PURPOSE OF THE STUDY.
Oral topical steroid therapies with oral viscous budesonide or fluticasone propionate are effective treatment options for eosinophilic esophagitis (EoE) patients, but a comparison between the 2 treatments has not been performed in pediatric patients. This study was designed to compare these 2 treatments.
A total of 68 EoE patients from Connecticut Children’s Medical Center seen from 2010 to 2015.
A retrospective chart review of patients all treated with either swallowed fluticasone propionate or oral viscous budesonide (thickened with either Neocate Duocal or sucralose) for >8 weeks who underwent endoscopy pre- and posttreatment.
Two-thirds cohort responded to topical steroids (65%), with fewer responding to fluticasone (FP) than oral viscous budesonide (OVB) (40% vs 75%, P < .006). Lower posttreatment eosinophils per high-power field (eos/HPF) levels were noted in the OVB treated patients (12±16 eos/HPF) compared with the FP treated group (20±29 eos/HPF). There was also a significantly greater difference in the change of absolute eos/HPF from pre- to posttreatment in the OVB group versus FP (−33 vs −18, P = .047). Asthma was associated with a poorer response in OVB treated patients.
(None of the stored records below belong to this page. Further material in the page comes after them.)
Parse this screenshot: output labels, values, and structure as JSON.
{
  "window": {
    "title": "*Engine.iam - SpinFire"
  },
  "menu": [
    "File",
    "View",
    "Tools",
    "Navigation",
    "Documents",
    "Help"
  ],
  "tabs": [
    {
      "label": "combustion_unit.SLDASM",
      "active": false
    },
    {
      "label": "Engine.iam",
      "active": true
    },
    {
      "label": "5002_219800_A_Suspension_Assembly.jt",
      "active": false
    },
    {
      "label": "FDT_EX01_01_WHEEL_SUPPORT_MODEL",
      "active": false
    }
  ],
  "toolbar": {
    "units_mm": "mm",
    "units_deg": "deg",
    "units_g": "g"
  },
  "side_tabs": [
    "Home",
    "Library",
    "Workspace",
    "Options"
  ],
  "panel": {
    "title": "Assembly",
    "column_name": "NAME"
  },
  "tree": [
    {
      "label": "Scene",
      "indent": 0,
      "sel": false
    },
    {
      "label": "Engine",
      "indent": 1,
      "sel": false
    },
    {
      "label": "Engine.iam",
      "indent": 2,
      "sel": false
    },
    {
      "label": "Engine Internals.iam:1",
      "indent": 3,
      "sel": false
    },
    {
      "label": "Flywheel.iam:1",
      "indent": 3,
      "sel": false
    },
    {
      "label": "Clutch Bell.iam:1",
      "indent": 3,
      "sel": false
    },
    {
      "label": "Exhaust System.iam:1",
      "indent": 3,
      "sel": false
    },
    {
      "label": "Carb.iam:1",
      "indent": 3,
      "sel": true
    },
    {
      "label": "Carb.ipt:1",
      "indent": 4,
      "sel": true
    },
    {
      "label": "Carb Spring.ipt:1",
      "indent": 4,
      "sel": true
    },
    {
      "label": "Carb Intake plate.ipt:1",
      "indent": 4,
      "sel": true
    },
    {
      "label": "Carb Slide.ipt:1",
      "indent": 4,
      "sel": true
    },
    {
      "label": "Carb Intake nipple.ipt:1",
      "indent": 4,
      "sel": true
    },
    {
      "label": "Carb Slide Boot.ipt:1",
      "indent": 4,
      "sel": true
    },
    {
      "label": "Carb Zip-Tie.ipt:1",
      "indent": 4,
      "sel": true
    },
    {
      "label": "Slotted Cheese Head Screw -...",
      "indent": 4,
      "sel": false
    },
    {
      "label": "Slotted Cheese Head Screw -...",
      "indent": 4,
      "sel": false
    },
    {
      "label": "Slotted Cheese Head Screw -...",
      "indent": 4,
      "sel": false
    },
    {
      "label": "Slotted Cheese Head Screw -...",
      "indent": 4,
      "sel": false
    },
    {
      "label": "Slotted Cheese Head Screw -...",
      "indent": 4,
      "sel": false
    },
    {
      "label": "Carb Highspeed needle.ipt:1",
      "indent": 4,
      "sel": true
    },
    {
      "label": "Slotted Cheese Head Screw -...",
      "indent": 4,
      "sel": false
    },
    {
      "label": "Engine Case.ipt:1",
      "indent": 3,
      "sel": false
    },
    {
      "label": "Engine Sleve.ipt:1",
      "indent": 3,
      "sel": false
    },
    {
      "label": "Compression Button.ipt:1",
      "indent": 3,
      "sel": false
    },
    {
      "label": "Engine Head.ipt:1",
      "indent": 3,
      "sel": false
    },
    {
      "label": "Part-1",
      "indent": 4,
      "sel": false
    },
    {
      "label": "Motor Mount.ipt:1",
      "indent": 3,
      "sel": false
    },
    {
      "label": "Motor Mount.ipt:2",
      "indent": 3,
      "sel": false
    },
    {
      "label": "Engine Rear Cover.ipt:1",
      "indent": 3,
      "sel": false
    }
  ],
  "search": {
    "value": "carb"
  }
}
The vehicle thickener did not affect outcomes.
The data suggest that treatment with oral viscous budesonide leads to better endoscopic and histologic outcomes than fluticasone. Adherence to treatment and history of asthma are major determining factors in the response to treatments. Using Neocate Duocal as the budesonide delivery vehicle is just as effective as sucralose.
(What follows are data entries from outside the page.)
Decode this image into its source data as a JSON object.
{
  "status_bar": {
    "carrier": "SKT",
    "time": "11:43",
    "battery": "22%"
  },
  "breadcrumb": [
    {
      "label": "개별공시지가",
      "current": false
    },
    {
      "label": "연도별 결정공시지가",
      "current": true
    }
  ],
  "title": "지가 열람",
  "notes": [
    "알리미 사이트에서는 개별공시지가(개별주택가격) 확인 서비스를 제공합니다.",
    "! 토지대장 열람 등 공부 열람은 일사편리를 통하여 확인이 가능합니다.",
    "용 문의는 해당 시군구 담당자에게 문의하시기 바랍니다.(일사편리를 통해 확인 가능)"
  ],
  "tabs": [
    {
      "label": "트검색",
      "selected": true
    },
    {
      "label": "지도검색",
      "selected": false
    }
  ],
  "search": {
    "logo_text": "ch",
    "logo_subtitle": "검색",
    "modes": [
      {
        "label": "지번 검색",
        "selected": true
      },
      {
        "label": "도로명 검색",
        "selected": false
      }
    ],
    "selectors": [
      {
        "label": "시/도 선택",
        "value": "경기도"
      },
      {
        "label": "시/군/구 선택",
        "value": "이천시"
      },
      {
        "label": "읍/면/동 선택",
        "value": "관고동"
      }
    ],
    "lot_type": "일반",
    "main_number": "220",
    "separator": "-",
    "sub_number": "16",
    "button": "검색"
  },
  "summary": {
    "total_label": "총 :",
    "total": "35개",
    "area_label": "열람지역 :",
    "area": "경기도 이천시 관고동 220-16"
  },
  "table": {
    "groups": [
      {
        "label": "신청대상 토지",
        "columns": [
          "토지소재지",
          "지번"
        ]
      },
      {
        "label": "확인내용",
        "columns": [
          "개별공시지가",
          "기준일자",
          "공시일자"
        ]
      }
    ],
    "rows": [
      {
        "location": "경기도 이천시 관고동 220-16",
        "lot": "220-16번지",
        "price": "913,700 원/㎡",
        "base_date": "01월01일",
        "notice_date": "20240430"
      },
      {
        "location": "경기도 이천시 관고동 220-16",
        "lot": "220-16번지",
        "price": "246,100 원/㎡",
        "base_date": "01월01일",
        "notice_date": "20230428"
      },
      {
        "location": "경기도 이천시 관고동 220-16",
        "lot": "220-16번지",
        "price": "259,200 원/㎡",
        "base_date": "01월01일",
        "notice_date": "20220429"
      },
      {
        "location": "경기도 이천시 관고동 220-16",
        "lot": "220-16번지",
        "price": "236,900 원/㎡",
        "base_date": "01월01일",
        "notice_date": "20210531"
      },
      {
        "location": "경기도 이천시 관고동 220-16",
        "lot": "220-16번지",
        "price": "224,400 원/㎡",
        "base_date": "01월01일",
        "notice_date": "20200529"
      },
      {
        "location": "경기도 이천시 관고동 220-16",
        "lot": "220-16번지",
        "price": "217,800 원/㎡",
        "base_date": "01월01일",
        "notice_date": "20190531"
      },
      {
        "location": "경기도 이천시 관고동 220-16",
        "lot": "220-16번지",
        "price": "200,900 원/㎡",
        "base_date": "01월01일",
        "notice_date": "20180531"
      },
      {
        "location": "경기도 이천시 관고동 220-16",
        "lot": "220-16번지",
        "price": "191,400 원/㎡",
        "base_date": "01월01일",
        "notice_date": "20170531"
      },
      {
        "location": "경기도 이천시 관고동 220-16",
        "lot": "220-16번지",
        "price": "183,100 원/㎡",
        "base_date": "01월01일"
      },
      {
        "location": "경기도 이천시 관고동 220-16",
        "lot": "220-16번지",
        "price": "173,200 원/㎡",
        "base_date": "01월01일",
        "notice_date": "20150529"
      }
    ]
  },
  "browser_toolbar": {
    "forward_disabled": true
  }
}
This is the first study to directly compare the efficacy of topical steroid therapies in EoE. The limitations of this study include the retrospective nature and the potential selection bias, as the patients included in the study were treated based on provider preference, a past history of treatment success or failure, patient preference, insurance issues, or other reasons that could impact the measured response rates. In addition, the compliance with treatment was not assessed.
- Copyright © 2017 by the American Academy of Pediatrics